▶ **Problem statement**
Show each line of the data below that has the string "content" in it.

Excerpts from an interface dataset
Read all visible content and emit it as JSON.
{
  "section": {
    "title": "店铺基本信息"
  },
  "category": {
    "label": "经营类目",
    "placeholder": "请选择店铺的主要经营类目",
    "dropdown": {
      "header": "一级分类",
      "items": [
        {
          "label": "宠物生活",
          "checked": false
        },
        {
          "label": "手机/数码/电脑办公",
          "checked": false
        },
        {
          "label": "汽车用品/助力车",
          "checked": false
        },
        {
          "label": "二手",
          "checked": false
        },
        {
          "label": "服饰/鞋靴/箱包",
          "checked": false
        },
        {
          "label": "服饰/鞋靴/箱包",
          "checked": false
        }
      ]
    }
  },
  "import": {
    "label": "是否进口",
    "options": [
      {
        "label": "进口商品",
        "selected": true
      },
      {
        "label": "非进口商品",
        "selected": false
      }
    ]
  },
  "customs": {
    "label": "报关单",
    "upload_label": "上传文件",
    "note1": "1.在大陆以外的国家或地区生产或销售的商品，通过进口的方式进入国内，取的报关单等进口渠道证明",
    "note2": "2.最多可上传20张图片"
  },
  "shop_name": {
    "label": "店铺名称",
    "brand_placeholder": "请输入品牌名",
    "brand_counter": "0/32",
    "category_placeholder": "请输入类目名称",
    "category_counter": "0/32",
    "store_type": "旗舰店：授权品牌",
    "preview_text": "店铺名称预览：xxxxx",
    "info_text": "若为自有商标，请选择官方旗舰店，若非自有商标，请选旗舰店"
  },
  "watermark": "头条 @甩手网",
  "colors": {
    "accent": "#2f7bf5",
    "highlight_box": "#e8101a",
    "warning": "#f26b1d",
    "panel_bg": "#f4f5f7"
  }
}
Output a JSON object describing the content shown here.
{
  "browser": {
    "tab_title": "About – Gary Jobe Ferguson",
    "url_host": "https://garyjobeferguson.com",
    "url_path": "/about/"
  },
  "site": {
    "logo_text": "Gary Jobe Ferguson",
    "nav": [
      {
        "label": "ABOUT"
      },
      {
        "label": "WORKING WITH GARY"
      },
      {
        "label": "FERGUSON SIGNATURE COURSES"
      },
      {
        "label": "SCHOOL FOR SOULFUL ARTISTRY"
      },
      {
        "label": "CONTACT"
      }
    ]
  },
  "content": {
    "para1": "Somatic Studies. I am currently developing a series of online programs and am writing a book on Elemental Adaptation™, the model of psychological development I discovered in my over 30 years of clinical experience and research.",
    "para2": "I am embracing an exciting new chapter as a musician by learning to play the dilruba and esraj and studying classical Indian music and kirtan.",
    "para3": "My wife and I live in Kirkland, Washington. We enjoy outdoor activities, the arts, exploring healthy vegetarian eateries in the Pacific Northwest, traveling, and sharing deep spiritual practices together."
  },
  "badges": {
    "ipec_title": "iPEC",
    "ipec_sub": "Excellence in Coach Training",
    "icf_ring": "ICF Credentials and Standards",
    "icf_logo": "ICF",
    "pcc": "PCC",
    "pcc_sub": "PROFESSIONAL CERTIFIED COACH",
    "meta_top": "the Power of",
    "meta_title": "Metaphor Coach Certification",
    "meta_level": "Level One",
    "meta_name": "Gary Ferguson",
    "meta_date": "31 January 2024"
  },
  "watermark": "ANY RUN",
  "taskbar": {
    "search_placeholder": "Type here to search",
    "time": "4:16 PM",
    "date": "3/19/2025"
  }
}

▶ **Written answer**
Read all visible content and emit it as JSON.
Output a JSON object describing the content shown here.
  "content": {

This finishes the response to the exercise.